PROBLEM DESCRIPTION:
Show every line in the records below that contains the word "image".

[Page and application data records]
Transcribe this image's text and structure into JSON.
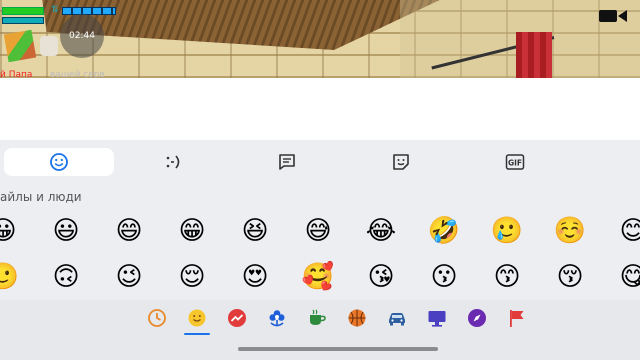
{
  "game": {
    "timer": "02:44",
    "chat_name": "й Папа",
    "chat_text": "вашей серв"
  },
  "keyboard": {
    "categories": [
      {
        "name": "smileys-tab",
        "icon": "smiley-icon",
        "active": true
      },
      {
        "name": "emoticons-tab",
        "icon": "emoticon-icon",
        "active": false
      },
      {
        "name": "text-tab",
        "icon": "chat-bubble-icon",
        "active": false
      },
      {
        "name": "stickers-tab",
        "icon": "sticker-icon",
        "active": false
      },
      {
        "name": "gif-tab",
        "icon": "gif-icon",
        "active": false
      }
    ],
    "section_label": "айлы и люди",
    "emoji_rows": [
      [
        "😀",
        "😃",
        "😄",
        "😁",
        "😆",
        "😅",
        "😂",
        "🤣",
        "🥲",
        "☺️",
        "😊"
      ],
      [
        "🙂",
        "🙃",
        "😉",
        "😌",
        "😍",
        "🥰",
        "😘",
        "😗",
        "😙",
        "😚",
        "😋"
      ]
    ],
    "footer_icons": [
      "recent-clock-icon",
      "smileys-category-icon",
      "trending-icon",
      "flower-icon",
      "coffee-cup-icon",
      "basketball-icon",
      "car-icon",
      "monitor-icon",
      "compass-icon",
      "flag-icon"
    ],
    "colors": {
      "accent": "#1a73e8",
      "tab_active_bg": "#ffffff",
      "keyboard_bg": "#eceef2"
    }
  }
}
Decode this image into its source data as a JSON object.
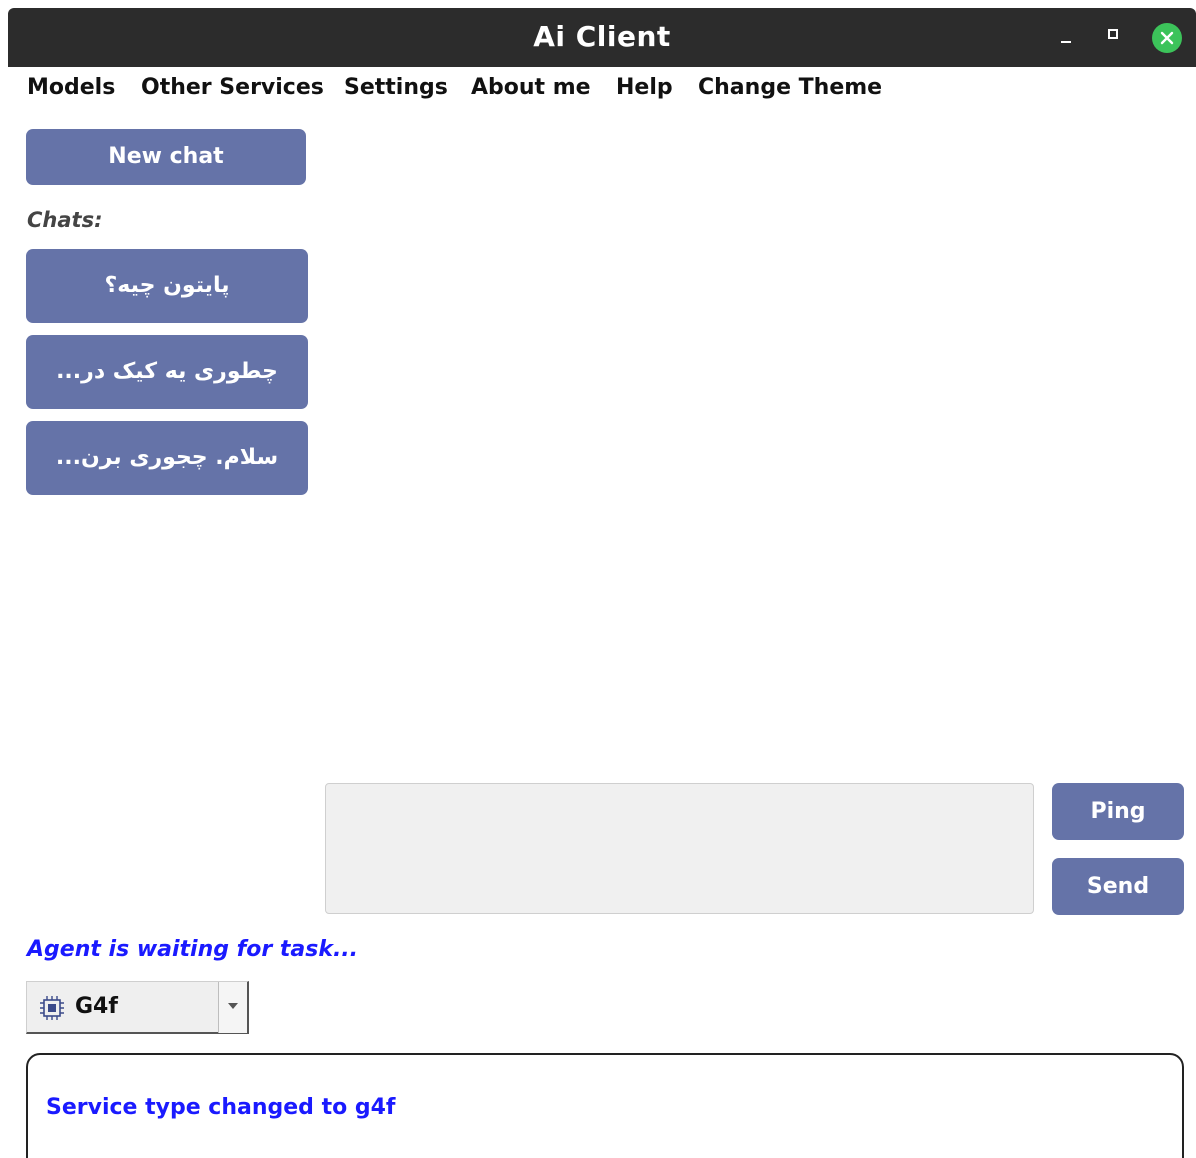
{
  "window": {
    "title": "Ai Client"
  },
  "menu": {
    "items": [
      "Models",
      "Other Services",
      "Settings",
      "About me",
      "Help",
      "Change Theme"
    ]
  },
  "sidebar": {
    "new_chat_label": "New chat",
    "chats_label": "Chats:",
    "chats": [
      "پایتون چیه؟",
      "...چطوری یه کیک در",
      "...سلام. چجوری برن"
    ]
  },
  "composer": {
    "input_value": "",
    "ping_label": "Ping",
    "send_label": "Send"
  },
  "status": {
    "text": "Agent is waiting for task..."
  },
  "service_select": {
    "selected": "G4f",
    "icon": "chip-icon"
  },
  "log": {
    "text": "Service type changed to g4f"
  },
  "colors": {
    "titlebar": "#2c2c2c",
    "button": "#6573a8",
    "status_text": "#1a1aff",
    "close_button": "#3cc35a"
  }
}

RESPONSE AREA:
Transcribe this image's text and structure into JSON.
Decode this image into its source data as a JSON object.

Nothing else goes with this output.